*Redirect. (Give them something positive to do to replace the negative behavior.)

*Natural consequences. (You hurt Juan’s feelings. How can you make him feel better?)

*Discipline in private. (I found it worked best to pull a child quietly aside, hold their hands, look in their eyes, and talk to them about what they needed to do.)

6. Prevent problems whenever possible.

*Divide and conquer. (Separate those trouble makers!)

*Problem solve with the children. (Talk to them when there is a classroom issue. Get their input into how to improve the situation.)

*Observe and document. (Children tell us things by their behavior. Do they argue over a classroom object? Are they fidgety before math? How can you manipulate the environment and schedule to alleviate the issue?)

7. Use a variety of teaching strategies and grouping techniques. (Another timeless tip I learned my first year in college was to vary the instructional strategies. You can’t do the same thing over and over.)

*Large group.
*Small group.

8. Provide children with opportunities to vent energy.

*Brain breaks. (This is nothing new. Children have always needed to wiggle. And teachers need to wiggle, too!)


*Sing and dance. (I’ve got lots of free videos to help you.)


*Talking recess. (Let them have a babble break and just walk around the room and chit-chat with their friends for a few minutes.)

9. Only do what only you can do!
(Don’t wear yourself out doing menial tasks.)

*Encourage children to accept responsibility.
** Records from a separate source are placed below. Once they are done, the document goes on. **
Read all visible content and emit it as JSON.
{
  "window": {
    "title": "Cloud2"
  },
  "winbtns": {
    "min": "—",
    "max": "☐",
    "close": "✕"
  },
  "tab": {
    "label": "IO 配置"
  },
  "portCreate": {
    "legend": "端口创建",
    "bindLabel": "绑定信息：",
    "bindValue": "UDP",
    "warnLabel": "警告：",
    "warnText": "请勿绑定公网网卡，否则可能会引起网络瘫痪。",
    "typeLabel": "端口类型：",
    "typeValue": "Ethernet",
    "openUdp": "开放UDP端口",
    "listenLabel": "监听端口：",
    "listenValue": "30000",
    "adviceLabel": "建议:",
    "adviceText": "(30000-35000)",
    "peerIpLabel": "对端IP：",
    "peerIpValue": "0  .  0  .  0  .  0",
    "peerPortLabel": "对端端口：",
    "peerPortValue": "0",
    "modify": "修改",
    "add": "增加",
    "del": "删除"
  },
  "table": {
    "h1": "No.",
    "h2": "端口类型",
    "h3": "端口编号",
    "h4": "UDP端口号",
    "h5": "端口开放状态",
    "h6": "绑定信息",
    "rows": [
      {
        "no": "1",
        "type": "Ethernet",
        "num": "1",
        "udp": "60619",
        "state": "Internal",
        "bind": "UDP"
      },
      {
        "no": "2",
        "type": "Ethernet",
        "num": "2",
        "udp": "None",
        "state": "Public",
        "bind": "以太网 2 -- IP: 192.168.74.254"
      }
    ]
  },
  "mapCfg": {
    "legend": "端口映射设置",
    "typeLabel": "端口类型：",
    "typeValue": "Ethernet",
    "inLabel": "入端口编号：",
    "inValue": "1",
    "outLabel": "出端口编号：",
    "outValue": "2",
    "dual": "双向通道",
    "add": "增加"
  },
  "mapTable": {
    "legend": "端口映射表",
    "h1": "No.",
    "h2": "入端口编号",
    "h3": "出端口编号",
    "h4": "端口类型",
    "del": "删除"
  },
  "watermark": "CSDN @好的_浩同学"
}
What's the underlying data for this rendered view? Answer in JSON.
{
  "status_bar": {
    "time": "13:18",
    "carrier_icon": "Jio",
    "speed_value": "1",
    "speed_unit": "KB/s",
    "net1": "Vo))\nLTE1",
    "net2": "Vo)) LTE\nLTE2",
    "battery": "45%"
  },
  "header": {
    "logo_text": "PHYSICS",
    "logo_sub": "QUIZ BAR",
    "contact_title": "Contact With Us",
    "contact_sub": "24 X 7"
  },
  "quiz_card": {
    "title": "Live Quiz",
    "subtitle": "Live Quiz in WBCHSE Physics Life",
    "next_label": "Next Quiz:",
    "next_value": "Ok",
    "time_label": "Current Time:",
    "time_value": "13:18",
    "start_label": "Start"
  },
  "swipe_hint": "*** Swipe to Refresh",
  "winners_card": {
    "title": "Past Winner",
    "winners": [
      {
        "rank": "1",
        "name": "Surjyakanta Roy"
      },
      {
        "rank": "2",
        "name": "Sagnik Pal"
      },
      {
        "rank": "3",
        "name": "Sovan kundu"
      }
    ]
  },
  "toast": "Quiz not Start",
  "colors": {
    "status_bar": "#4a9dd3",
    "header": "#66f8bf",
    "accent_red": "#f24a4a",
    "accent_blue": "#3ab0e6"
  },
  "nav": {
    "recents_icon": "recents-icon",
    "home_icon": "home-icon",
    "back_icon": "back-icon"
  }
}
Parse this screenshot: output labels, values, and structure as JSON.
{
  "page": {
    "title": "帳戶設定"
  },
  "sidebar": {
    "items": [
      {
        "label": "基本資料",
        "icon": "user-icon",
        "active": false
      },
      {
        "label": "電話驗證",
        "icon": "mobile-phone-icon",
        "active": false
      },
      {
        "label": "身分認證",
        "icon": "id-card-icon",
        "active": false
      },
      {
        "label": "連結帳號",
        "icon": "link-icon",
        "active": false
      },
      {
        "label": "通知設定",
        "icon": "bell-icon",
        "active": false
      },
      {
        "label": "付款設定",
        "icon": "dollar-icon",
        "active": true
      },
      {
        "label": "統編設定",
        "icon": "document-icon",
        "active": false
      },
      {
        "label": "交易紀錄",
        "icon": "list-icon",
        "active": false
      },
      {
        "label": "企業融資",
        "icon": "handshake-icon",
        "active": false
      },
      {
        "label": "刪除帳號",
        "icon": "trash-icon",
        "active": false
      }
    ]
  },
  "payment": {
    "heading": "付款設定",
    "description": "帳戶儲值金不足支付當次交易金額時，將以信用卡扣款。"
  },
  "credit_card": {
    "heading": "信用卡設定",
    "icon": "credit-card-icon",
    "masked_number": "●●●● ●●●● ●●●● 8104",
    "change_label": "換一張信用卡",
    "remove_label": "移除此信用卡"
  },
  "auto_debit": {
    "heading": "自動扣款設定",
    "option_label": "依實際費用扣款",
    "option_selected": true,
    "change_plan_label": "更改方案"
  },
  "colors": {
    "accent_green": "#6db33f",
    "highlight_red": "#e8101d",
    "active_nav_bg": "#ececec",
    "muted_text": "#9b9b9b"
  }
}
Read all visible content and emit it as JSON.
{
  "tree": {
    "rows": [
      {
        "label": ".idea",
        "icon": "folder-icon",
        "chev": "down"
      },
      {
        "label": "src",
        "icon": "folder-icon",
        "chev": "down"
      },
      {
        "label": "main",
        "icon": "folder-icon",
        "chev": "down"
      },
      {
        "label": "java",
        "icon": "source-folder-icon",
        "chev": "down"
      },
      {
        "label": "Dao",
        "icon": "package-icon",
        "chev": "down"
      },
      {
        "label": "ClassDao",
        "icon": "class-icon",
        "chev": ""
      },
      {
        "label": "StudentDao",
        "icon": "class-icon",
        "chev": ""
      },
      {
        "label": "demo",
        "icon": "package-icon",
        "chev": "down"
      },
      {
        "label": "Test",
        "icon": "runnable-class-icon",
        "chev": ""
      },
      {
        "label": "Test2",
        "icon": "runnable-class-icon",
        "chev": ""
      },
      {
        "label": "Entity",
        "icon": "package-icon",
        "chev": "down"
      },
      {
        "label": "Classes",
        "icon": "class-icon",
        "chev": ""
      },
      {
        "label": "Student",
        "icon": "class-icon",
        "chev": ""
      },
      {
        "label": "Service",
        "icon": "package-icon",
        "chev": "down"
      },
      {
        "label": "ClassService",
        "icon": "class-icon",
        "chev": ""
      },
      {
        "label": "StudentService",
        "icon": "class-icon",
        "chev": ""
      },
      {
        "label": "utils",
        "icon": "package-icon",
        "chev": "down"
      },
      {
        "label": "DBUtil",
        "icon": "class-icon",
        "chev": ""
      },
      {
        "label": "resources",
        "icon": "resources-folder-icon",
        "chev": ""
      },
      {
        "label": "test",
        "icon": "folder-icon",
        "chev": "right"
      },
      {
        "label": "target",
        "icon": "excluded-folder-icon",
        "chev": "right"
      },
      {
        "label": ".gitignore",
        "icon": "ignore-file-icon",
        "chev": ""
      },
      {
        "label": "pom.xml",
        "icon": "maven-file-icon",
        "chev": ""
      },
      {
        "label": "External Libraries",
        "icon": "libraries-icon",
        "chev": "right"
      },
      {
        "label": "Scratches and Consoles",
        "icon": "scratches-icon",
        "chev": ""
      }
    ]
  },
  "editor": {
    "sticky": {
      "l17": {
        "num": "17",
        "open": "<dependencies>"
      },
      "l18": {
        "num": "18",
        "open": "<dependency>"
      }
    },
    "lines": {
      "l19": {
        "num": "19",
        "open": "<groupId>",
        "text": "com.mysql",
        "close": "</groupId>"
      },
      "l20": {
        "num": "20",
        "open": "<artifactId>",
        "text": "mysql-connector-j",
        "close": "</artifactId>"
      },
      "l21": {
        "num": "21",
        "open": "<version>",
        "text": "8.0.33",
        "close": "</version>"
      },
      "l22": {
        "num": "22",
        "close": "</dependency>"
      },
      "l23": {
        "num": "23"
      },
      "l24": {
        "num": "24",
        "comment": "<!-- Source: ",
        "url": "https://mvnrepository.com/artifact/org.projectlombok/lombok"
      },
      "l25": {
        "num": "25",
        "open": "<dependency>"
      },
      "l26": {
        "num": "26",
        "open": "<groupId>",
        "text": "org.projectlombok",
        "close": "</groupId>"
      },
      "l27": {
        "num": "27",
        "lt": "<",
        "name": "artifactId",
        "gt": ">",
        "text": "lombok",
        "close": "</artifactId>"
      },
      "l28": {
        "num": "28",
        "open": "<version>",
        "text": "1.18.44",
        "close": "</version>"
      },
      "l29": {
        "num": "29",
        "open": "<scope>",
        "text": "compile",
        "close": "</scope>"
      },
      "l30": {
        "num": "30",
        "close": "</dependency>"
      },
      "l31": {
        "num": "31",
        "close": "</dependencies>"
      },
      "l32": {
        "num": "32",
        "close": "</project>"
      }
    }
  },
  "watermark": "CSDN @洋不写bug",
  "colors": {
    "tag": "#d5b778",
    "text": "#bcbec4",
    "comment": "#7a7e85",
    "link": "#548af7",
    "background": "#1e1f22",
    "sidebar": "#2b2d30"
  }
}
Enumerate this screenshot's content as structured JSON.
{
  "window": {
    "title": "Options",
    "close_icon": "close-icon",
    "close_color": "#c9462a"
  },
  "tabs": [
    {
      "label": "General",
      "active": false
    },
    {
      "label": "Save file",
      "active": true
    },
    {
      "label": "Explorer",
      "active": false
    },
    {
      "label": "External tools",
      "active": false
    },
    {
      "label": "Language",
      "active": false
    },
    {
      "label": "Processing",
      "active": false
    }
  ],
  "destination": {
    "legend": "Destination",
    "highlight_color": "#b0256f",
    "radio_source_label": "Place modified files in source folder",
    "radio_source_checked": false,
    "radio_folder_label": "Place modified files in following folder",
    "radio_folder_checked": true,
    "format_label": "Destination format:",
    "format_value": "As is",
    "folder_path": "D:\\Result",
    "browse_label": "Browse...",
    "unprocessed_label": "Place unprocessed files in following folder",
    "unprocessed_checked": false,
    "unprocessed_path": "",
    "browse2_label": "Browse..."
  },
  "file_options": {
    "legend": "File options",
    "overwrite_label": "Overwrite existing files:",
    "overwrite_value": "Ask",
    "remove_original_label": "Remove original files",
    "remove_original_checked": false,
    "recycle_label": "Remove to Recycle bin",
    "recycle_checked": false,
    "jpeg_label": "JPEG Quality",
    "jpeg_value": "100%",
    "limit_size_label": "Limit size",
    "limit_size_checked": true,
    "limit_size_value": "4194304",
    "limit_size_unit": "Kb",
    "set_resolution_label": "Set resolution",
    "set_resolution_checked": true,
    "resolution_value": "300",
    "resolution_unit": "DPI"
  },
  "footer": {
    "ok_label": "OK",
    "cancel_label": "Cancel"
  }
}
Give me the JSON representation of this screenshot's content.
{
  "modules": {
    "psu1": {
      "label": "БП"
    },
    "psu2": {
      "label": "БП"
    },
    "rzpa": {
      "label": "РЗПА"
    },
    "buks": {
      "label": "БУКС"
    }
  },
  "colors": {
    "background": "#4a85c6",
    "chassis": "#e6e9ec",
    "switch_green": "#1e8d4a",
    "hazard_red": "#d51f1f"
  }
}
*Be a model for them. (They won’t know how to wash the tables or put away materials if you don’t demonstrate first.)

*Set high expectations. (It’s amazing what little children can do if you expect it.)

10.Keep a bag of tricks up your sleeve….and that’s what I’ll share with you today! Come back tomorrow for some of those tricks!